Here's that section of the talk:
Mothers Who Know Are Nurturers (segment taken from Julie Beck's talk in GC)
"Mothers who know are nurturers. This is their special assignment and role under the plan of happiness. To nurture means to cultivate, care for, and make grow. Therefore, mothers who know create a climate for spiritual and temporal growth in their homes. Another word for nurturing is homemaking. Homemaking includes cooking, washing clothes and dishes, and keeping an orderly home. Home is where women have the most power and influence; therefore, Latter-day Saint women should be the best homemakers in the world. Working beside children in homemaking tasks creates opportunities to teach and model qualities children should emulate.
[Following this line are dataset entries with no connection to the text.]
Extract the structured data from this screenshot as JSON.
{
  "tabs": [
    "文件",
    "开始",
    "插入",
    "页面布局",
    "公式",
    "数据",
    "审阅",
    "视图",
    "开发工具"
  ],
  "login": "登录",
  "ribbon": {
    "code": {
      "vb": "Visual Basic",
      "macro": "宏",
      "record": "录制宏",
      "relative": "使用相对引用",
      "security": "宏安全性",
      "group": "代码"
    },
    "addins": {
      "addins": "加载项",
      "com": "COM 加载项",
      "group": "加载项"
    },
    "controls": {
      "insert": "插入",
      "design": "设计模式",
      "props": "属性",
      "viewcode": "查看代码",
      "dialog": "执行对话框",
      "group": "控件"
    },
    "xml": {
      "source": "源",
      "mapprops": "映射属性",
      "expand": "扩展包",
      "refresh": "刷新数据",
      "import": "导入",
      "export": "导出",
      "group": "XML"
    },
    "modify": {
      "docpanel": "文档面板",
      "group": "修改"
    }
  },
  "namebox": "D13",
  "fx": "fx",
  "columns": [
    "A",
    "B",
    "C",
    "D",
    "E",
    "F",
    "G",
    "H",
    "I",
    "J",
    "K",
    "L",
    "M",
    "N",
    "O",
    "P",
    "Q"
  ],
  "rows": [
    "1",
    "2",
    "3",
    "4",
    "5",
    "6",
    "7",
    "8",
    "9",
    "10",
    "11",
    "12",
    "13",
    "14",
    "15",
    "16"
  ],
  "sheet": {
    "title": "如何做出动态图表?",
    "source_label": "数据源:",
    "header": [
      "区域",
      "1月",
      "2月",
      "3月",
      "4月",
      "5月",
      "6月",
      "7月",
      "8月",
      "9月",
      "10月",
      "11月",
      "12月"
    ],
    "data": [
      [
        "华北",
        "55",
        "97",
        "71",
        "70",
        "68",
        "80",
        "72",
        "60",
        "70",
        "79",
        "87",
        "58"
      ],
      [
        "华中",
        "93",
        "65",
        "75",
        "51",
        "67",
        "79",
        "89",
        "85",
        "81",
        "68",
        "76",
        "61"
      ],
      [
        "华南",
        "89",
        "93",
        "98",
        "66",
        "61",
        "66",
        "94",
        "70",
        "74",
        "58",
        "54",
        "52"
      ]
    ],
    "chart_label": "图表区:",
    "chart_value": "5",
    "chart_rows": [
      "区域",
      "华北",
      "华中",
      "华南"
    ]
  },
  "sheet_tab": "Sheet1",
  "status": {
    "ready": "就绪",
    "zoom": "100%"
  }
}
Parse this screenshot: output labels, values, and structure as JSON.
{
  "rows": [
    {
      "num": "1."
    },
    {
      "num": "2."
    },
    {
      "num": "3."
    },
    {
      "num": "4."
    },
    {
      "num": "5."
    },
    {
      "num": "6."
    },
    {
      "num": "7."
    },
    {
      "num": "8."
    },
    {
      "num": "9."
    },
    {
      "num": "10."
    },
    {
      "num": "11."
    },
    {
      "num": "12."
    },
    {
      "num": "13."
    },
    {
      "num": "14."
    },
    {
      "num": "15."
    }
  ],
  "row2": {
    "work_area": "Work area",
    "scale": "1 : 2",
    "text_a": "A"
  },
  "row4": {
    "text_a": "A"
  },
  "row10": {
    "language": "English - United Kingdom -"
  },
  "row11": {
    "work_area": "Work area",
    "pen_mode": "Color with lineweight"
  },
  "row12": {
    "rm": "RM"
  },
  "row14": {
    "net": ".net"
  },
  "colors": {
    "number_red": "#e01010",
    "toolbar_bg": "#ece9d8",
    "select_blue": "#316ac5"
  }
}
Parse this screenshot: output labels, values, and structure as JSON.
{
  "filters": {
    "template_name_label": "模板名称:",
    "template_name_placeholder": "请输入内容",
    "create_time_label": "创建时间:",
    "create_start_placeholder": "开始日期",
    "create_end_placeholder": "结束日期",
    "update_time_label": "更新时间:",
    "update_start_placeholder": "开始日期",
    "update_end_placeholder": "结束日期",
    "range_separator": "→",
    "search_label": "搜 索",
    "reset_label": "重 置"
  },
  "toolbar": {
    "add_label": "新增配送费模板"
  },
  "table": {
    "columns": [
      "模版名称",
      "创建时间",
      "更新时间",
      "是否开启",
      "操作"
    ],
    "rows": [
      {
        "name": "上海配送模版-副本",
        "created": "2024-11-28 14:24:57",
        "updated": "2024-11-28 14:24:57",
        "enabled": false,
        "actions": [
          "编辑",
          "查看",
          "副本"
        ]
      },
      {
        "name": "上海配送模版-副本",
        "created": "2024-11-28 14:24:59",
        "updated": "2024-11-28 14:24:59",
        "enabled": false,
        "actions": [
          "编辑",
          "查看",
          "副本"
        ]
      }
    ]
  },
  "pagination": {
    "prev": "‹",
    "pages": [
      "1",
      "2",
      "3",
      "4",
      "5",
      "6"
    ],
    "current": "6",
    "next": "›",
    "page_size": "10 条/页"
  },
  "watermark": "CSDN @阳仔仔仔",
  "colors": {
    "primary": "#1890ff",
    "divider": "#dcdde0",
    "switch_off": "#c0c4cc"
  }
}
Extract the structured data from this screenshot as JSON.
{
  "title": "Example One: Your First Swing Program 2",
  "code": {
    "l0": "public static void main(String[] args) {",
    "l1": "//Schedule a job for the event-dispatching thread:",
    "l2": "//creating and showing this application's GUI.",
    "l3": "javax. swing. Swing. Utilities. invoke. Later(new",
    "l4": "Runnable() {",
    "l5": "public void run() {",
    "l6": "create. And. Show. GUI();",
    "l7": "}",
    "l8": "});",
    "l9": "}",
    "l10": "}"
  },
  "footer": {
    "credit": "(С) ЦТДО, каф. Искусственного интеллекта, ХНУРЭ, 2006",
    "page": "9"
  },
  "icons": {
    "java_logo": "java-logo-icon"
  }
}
Nurturing mothers are knowledgeable, but all the education women attain will avail them nothing if they do not have the skill to make a home that creates a climate for spiritual growth. Growth happens bet in a "house of order," and women should pattern their homes after the Lord's house. Nurturing requires organization, patience, love, and work. Helping growth occur through nurturing is truly a powerful and influential role bestowed on women."
Any insights or tips on this topic would be greatly appreciated. I am especially interested in what people have to say that actually have a house of order (April and Stephanie, you know what I am talking about, your houses are always super clean). How does everyone balance the nurturing and housekeeping and keep everyone happy? I must admit for those of Katy's friends who haven't been to my house that I am a terrible housekeeper. I do play with my kids a lot and read to them and make crafts. I taught Aidan how to make rice krispie treats. He did it all by himself and they were delicious. The only chores my kids do are cleaning their rooms, taking out the trash and compost and occasionally mopping or vacuuming. I guess they do yard work with Collin sometimes.
Also, my mom and stepmom are not what I would call the nurturing kind, at least not towards me. For those who don't know my family history, it contains 4 generations of divorce on my mom's side and two on my dad's side. I am pretty much the only active girl in 4 that were baptized. Two of my sisters have never been members of the church and my mom is not a member. I have two bi-sexual sisters and three of my 5 sisters live with their boyfriends. (And that is only the tip of the iceberg folks.) I am the only currently married one. One is divorced. It is lonely to be LDS in my family sometimes.
I didn't learn to cook until after I was married and it was a frustrating to concoct inedible meals so often. Collin employed a lot of tact during our first few years as a married couple.
April and John have been wonderful examples to me. They really live the principles of nurturing and it shows in their home and children. Their kids are all caring, nurturing parents and all around wonderful people. I feel really grateful to have married UP in this respect. Thanks April and John!
I know some of you are not LDS. I hope you are not offended by this post. If you are a mother, you are a nurturer and that is what I want to hear about. Thanks all.